Supplied entries ->
————

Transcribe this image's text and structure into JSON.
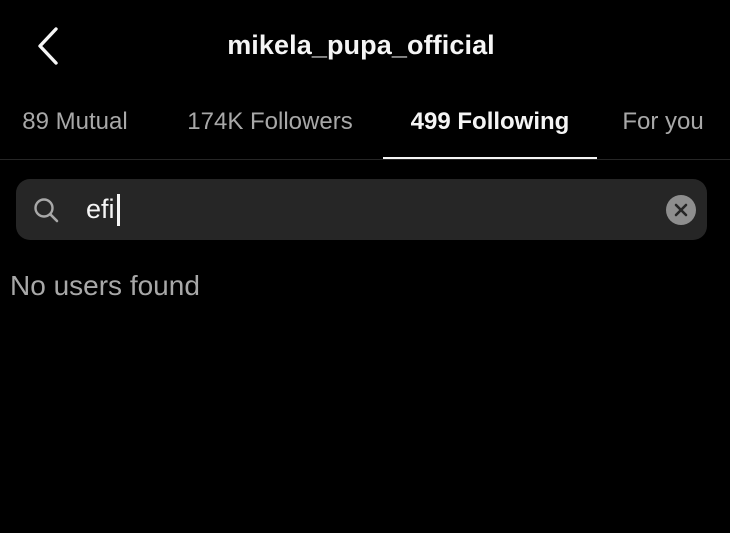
{
  "header": {
    "title": "mikela_pupa_official",
    "back_icon": "chevron-left-icon"
  },
  "tabs": [
    {
      "label": "89 Mutual",
      "active": false
    },
    {
      "label": "174K Followers",
      "active": false
    },
    {
      "label": "499 Following",
      "active": true
    },
    {
      "label": "For you",
      "active": false
    }
  ],
  "search": {
    "value": "efi",
    "placeholder": "Search",
    "icon": "search-icon",
    "clear_icon": "clear-icon"
  },
  "results": {
    "empty_message": "No users found"
  },
  "colors": {
    "background": "#000000",
    "primary_text": "#f5f5f5",
    "secondary_text": "#a8a8a8",
    "search_background": "#262626"
  }
}
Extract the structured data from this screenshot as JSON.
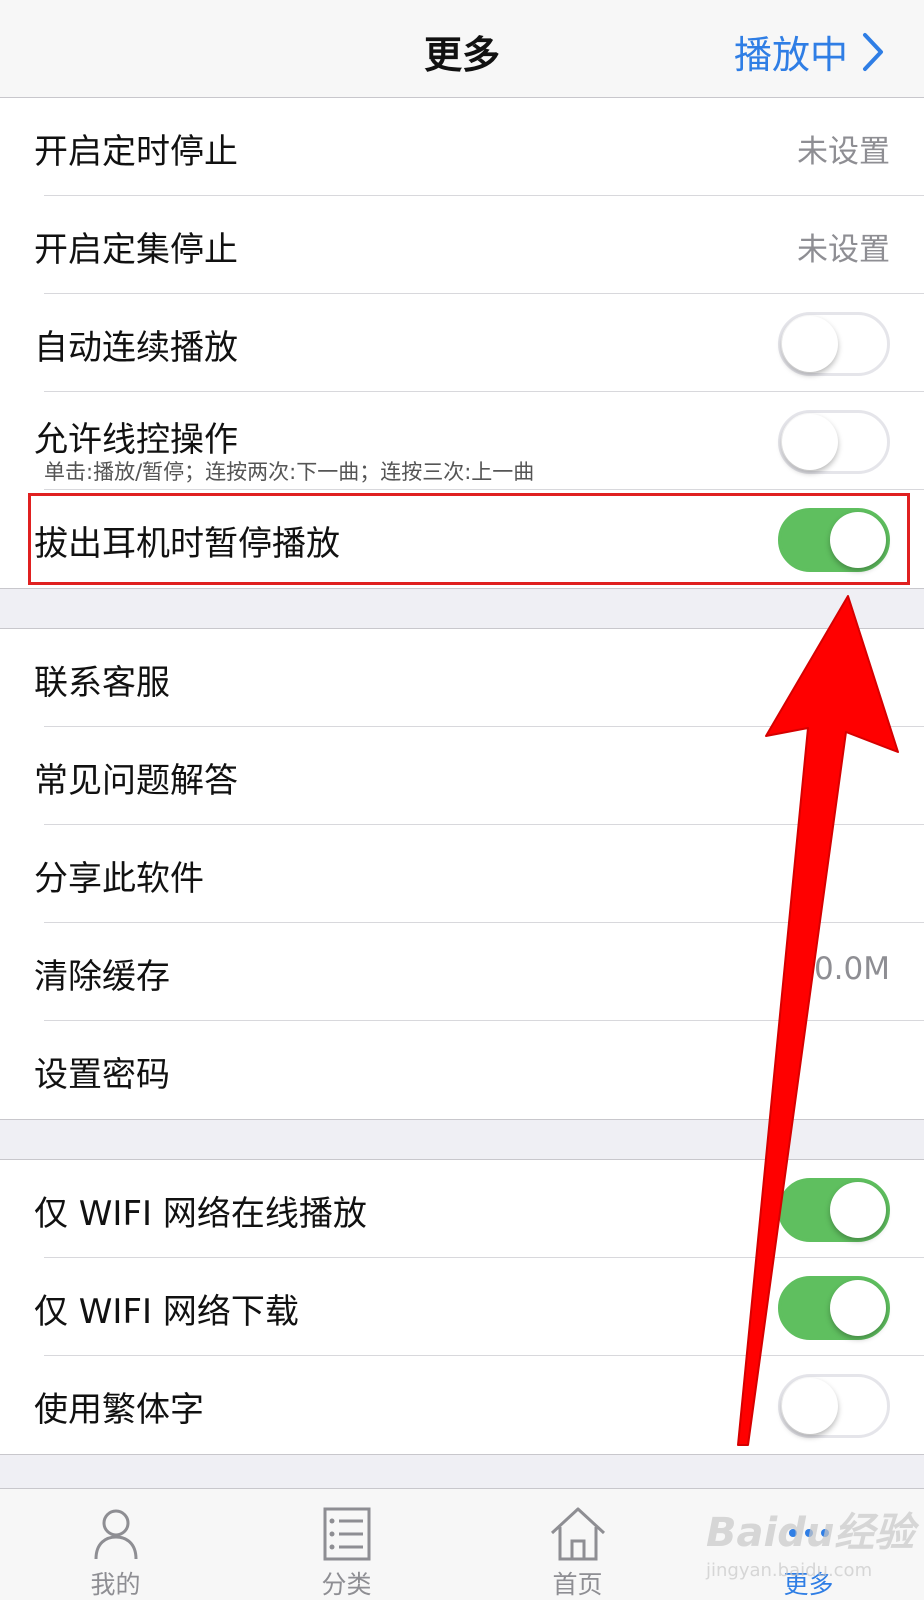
{
  "navbar": {
    "title": "更多",
    "right_label": "播放中"
  },
  "group1": [
    {
      "label": "开启定时停止",
      "value": "未设置"
    },
    {
      "label": "开启定集停止",
      "value": "未设置"
    },
    {
      "label": "自动连续播放",
      "toggle": false
    },
    {
      "label": "允许线控操作",
      "sublabel": "单击:播放/暂停；连按两次:下一曲；连按三次:上一曲",
      "toggle": false
    },
    {
      "label": "拔出耳机时暂停播放",
      "toggle": true
    }
  ],
  "group2": [
    {
      "label": "联系客服"
    },
    {
      "label": "常见问题解答"
    },
    {
      "label": "分享此软件"
    },
    {
      "label": "清除缓存",
      "value": "0.0M"
    },
    {
      "label": "设置密码"
    }
  ],
  "group3": [
    {
      "label": "仅 WIFI 网络在线播放",
      "toggle": true
    },
    {
      "label": "仅 WIFI 网络下载",
      "toggle": true
    },
    {
      "label": "使用繁体字",
      "toggle": false
    }
  ],
  "tabs": [
    {
      "label": "我的",
      "icon": "person-icon"
    },
    {
      "label": "分类",
      "icon": "list-icon"
    },
    {
      "label": "首页",
      "icon": "home-icon"
    },
    {
      "label": "更多",
      "icon": "more-icon",
      "active": true
    }
  ],
  "watermark": {
    "main": "Baidu经验",
    "sub": "jingyan.baidu.com"
  },
  "colors": {
    "accent": "#2f7ee5",
    "toggle_on": "#5fbf5f",
    "highlight": "#e02020",
    "arrow": "#ff0000"
  }
}
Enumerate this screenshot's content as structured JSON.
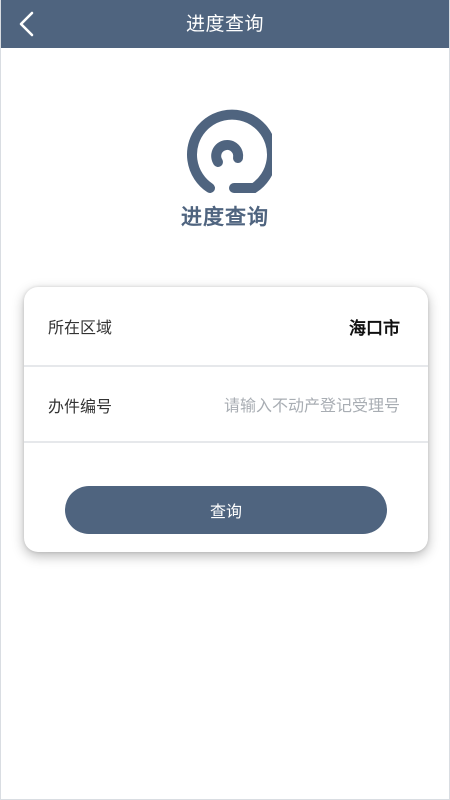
{
  "header": {
    "title": "进度查询",
    "back_icon": "chevron-left-icon"
  },
  "logo": {
    "icon": "swirl-logo-icon",
    "title": "进度查询"
  },
  "form": {
    "region_label": "所在区域",
    "region_value": "海口市",
    "number_label": "办件编号",
    "number_value": "",
    "number_placeholder": "请输入不动产登记受理号",
    "submit_label": "查询"
  },
  "colors": {
    "primary": "#4f647f",
    "background": "#ffffff",
    "divider": "#e6e8eb",
    "placeholder": "#a8adb3"
  }
}
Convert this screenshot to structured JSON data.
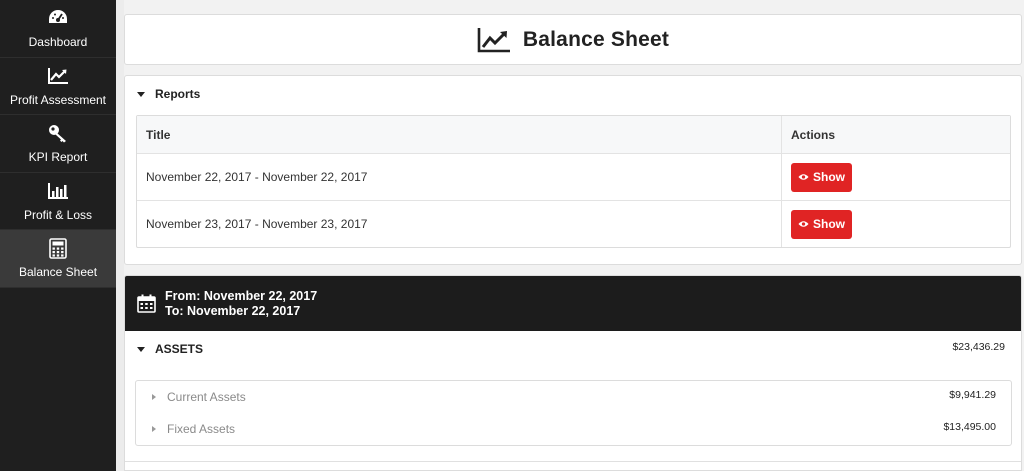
{
  "sidebar": {
    "items": [
      {
        "label": "Dashboard",
        "icon": "dashboard-icon"
      },
      {
        "label": "Profit Assessment",
        "icon": "line-chart-icon"
      },
      {
        "label": "KPI Report",
        "icon": "key-icon"
      },
      {
        "label": "Profit & Loss",
        "icon": "bar-chart-icon"
      },
      {
        "label": "Balance Sheet",
        "icon": "calculator-icon",
        "active": true
      }
    ]
  },
  "page": {
    "title": "Balance Sheet",
    "title_icon": "line-chart-icon"
  },
  "reports": {
    "heading": "Reports",
    "columns": [
      "Title",
      "Actions"
    ],
    "rows": [
      {
        "title": "November 22, 2017 - November 22, 2017",
        "action": "Show"
      },
      {
        "title": "November 23, 2017 - November 23, 2017",
        "action": "Show"
      }
    ]
  },
  "balance_sheet": {
    "from": "From: November 22, 2017",
    "to": "To: November 22, 2017",
    "assets": {
      "label": "ASSETS",
      "amount": "$23,436.29",
      "items": [
        {
          "label": "Current Assets",
          "amount": "$9,941.29"
        },
        {
          "label": "Fixed Assets",
          "amount": "$13,495.00"
        }
      ]
    }
  },
  "colors": {
    "sidebar_bg": "#1f1f1f",
    "sidebar_active": "#3a3a3a",
    "show_button": "#e02424",
    "header_bar": "#1c1c1c"
  }
}
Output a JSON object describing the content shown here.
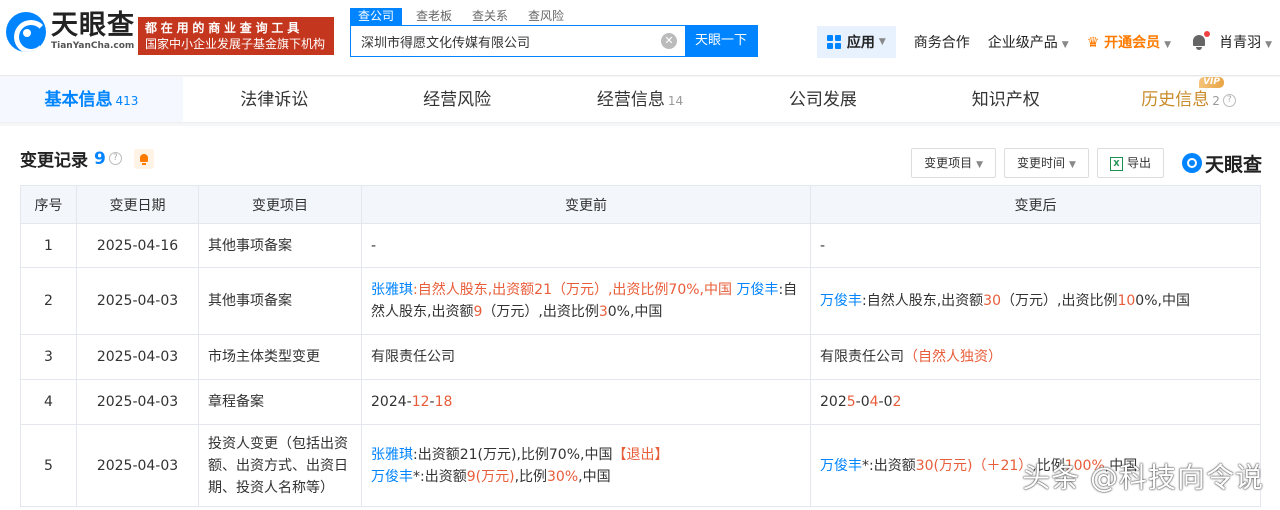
{
  "header": {
    "logo_cn": "天眼查",
    "logo_en": "TianYanCha.com",
    "slogan_line1": "都在用的商业查询工具",
    "slogan_line2": "国家中小企业发展子基金旗下机构",
    "search_tabs": [
      "查公司",
      "查老板",
      "查关系",
      "查风险"
    ],
    "search_value": "深圳市得愿文化传媒有限公司",
    "search_button": "天眼一下",
    "nav": {
      "app": "应用",
      "business": "商务合作",
      "enterprise": "企业级产品",
      "vip": "开通会员",
      "user": "肖青羽"
    }
  },
  "tabs": [
    {
      "label": "基本信息",
      "count": "413"
    },
    {
      "label": "法律诉讼",
      "count": ""
    },
    {
      "label": "经营风险",
      "count": ""
    },
    {
      "label": "经营信息",
      "count": "14"
    },
    {
      "label": "公司发展",
      "count": ""
    },
    {
      "label": "知识产权",
      "count": ""
    },
    {
      "label": "历史信息",
      "count": "2",
      "badge": "VIP"
    }
  ],
  "panel": {
    "title": "变更记录",
    "count": "9",
    "filter_item": "变更项目",
    "filter_time": "变更时间",
    "export": "导出",
    "brand": "天眼查"
  },
  "table": {
    "headers": [
      "序号",
      "变更日期",
      "变更项目",
      "变更前",
      "变更后"
    ],
    "rows": [
      {
        "no": "1",
        "date": "2025-04-16",
        "item": "其他事项备案",
        "before": "-",
        "after": "-"
      },
      {
        "no": "2",
        "date": "2025-04-03",
        "item": "其他事项备案",
        "before_name1": "张雅琪",
        "before_detail1": ":自然人股东,出资额21（万元）,出资比例70%,中国",
        "before_name2": "万俊丰",
        "before_detail2a": ":自然人股东,出资额",
        "before_v1": "9",
        "before_detail2b": "（万元）,出资比例",
        "before_v2": "3",
        "before_detail2c": "0%,中国",
        "after_name": "万俊丰",
        "after_d1": ":自然人股东,出资额",
        "after_v1": "30",
        "after_d2": "（万元）,出资比例",
        "after_v2": "10",
        "after_d3": "0%,中国"
      },
      {
        "no": "3",
        "date": "2025-04-03",
        "item": "市场主体类型变更",
        "before": "有限责任公司",
        "after_main": "有限责任公司",
        "after_extra": "（自然人独资）"
      },
      {
        "no": "4",
        "date": "2025-04-03",
        "item": "章程备案",
        "before_a": "2024-",
        "before_b": "12",
        "before_c": "-",
        "before_d": "18",
        "after_a": "202",
        "after_b": "5",
        "after_c": "-0",
        "after_d": "4",
        "after_e": "-0",
        "after_f": "2"
      },
      {
        "no": "5",
        "date": "2025-04-03",
        "item": "投资人变更（包括出资额、出资方式、出资日期、投资人名称等）",
        "before_name1": "张雅琪",
        "before_d1": ":出资额21(万元),比例70%,中国",
        "before_exit": "【退出】",
        "before_name2": "万俊丰",
        "before_d2": "*:出资额",
        "before_v1": "9(万元)",
        "before_d3": ",比例",
        "before_v2": "30%",
        "before_d4": ",中国",
        "after_name": "万俊丰",
        "after_d1": "*:出资额",
        "after_v1": "30(万元)（＋21）",
        "after_d2": ",比例",
        "after_v2": "100%",
        "after_d3": ",中国"
      }
    ]
  },
  "watermark": "头条 @科技向令说"
}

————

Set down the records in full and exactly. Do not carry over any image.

Transcribe this image's text and structure into JSON.
{
  "header": {
    "title": "mikela_pupa_official",
    "back_icon": "chevron-left-icon"
  },
  "tabs": [
    {
      "label": "89 Mutual",
      "active": false
    },
    {
      "label": "174K Followers",
      "active": false
    },
    {
      "label": "499 Following",
      "active": true
    },
    {
      "label": "For you",
      "active": false
    }
  ],
  "search": {
    "value": "efi",
    "placeholder": "Search",
    "icon": "search-icon",
    "clear_icon": "clear-icon"
  },
  "results": {
    "empty_message": "No users found"
  },
  "colors": {
    "background": "#000000",
    "primary_text": "#f5f5f5",
    "secondary_text": "#a8a8a8",
    "search_background": "#262626"
  }
}
Extract the structured data from this screenshot as JSON.
{
  "navbar": {
    "title": "更多",
    "right_label": "播放中"
  },
  "group1": [
    {
      "label": "开启定时停止",
      "value": "未设置"
    },
    {
      "label": "开启定集停止",
      "value": "未设置"
    },
    {
      "label": "自动连续播放",
      "toggle": false
    },
    {
      "label": "允许线控操作",
      "sublabel": "单击:播放/暂停；连按两次:下一曲；连按三次:上一曲",
      "toggle": false
    },
    {
      "label": "拔出耳机时暂停播放",
      "toggle": true
    }
  ],
  "group2": [
    {
      "label": "联系客服"
    },
    {
      "label": "常见问题解答"
    },
    {
      "label": "分享此软件"
    },
    {
      "label": "清除缓存",
      "value": "0.0M"
    },
    {
      "label": "设置密码"
    }
  ],
  "group3": [
    {
      "label": "仅 WIFI 网络在线播放",
      "toggle": true
    },
    {
      "label": "仅 WIFI 网络下载",
      "toggle": true
    },
    {
      "label": "使用繁体字",
      "toggle": false
    }
  ],
  "tabs": [
    {
      "label": "我的",
      "icon": "person-icon"
    },
    {
      "label": "分类",
      "icon": "list-icon"
    },
    {
      "label": "首页",
      "icon": "home-icon"
    },
    {
      "label": "更多",
      "icon": "more-icon",
      "active": true
    }
  ],
  "watermark": {
    "main": "Baidu经验",
    "sub": "jingyan.baidu.com"
  },
  "colors": {
    "accent": "#2f7ee5",
    "toggle_on": "#5fbf5f",
    "highlight": "#e02020",
    "arrow": "#ff0000"
  }
}
Enumerate this screenshot's content as structured JSON.
{
  "header": {
    "title": "进度查询",
    "back_icon": "chevron-left-icon"
  },
  "logo": {
    "icon": "swirl-logo-icon",
    "title": "进度查询"
  },
  "form": {
    "region_label": "所在区域",
    "region_value": "海口市",
    "number_label": "办件编号",
    "number_value": "",
    "number_placeholder": "请输入不动产登记受理号",
    "submit_label": "查询"
  },
  "colors": {
    "primary": "#4f647f",
    "background": "#ffffff",
    "divider": "#e6e8eb",
    "placeholder": "#a8adb3"
  }
}
Convert this screenshot to structured JSON data.
{
  "sidebar": {
    "items": [
      {
        "label": "Dashboard",
        "icon": "dashboard-icon"
      },
      {
        "label": "Profit Assessment",
        "icon": "line-chart-icon"
      },
      {
        "label": "KPI Report",
        "icon": "key-icon"
      },
      {
        "label": "Profit & Loss",
        "icon": "bar-chart-icon"
      },
      {
        "label": "Balance Sheet",
        "icon": "calculator-icon",
        "active": true
      }
    ]
  },
  "page": {
    "title": "Balance Sheet",
    "title_icon": "line-chart-icon"
  },
  "reports": {
    "heading": "Reports",
    "columns": [
      "Title",
      "Actions"
    ],
    "rows": [
      {
        "title": "November 22, 2017 - November 22, 2017",
        "action": "Show"
      },
      {
        "title": "November 23, 2017 - November 23, 2017",
        "action": "Show"
      }
    ]
  },
  "balance_sheet": {
    "from": "From: November 22, 2017",
    "to": "To: November 22, 2017",
    "assets": {
      "label": "ASSETS",
      "amount": "$23,436.29",
      "items": [
        {
          "label": "Current Assets",
          "amount": "$9,941.29"
        },
        {
          "label": "Fixed Assets",
          "amount": "$13,495.00"
        }
      ]
    }
  },
  "colors": {
    "sidebar_bg": "#1f1f1f",
    "sidebar_active": "#3a3a3a",
    "show_button": "#e02424",
    "header_bar": "#1c1c1c"
  }
}
Output a JSON object describing the content shown here.
{
  "header": {
    "logo_cn": "天眼查",
    "logo_en": "TianYanCha.com",
    "slogan_line1": "都在用的商业查询工具",
    "slogan_line2": "国家中小企业发展子基金旗下机构",
    "search_tabs": [
      "查公司",
      "查老板",
      "查关系",
      "查风险"
    ],
    "search_value": "深圳市得愿文化传媒有限公司",
    "search_button": "天眼一下",
    "nav": {
      "app": "应用",
      "business": "商务合作",
      "enterprise": "企业级产品",
      "vip": "开通会员",
      "user": "肖青羽"
    }
  },
  "tabs": [
    {
      "label": "基本信息",
      "count": "413"
    },
    {
      "label": "法律诉讼",
      "count": ""
    },
    {
      "label": "经营风险",
      "count": ""
    },
    {
      "label": "经营信息",
      "count": "14"
    },
    {
      "label": "公司发展",
      "count": ""
    },
    {
      "label": "知识产权",
      "count": ""
    },
    {
      "label": "历史信息",
      "count": "2",
      "badge": "VIP"
    }
  ],
  "panel": {
    "title": "变更记录",
    "count": "9",
    "filter_item": "变更项目",
    "filter_time": "变更时间",
    "export": "导出",
    "brand": "天眼查"
  },
  "table": {
    "headers": [
      "序号",
      "变更日期",
      "变更项目",
      "变更前",
      "变更后"
    ],
    "rows": [
      {
        "no": "1",
        "date": "2025-04-16",
        "item": "其他事项备案",
        "before": "-",
        "after": "-"
      },
      {
        "no": "2",
        "date": "2025-04-03",
        "item": "其他事项备案",
        "before_name1": "张雅琪",
        "before_detail1": ":自然人股东,出资额21（万元）,出资比例70%,中国",
        "before_name2": "万俊丰",
        "before_detail2a": ":自然人股东,出资额",
        "before_v1": "9",
        "before_detail2b": "（万元）,出资比例",
        "before_v2": "3",
        "before_detail2c": "0%,中国",
        "after_name": "万俊丰",
        "after_d1": ":自然人股东,出资额",
        "after_v1": "30",
        "after_d2": "（万元）,出资比例",
        "after_v2": "10",
        "after_d3": "0%,中国"
      },
      {
        "no": "3",
        "date": "2025-04-03",
        "item": "市场主体类型变更",
        "before": "有限责任公司",
        "after_main": "有限责任公司",
        "after_extra": "（自然人独资）"
      },
      {
        "no": "4",
        "date": "2025-04-03",
        "item": "章程备案",
        "before_a": "2024-",
        "before_b": "12",
        "before_c": "-",
        "before_d": "18",
        "after_a": "202",
        "after_b": "5",
        "after_c": "-0",
        "after_d": "4",
        "after_e": "-0",
        "after_f": "2"
      },
      {
        "no": "5",
        "date": "2025-04-03",
        "item": "投资人变更（包括出资额、出资方式、出资日期、投资人名称等）",
        "before_name1": "张雅琪",
        "before_d1": ":出资额21(万元),比例70%,中国",
        "before_exit": "【退出】",
        "before_name2": "万俊丰",
        "before_d2": "*:出资额",
        "before_v1": "9(万元)",
        "before_d3": ",比例",
        "before_v2": "30%",
        "before_d4": ",中国",
        "after_name": "万俊丰",
        "after_d1": "*:出资额",
        "after_v1": "30(万元)（＋21）",
        "after_d2": ",比例",
        "after_v2": "100%",
        "after_d3": ",中国"
      }
    ]
  },
  "watermark": "头条 @科技向令说"
}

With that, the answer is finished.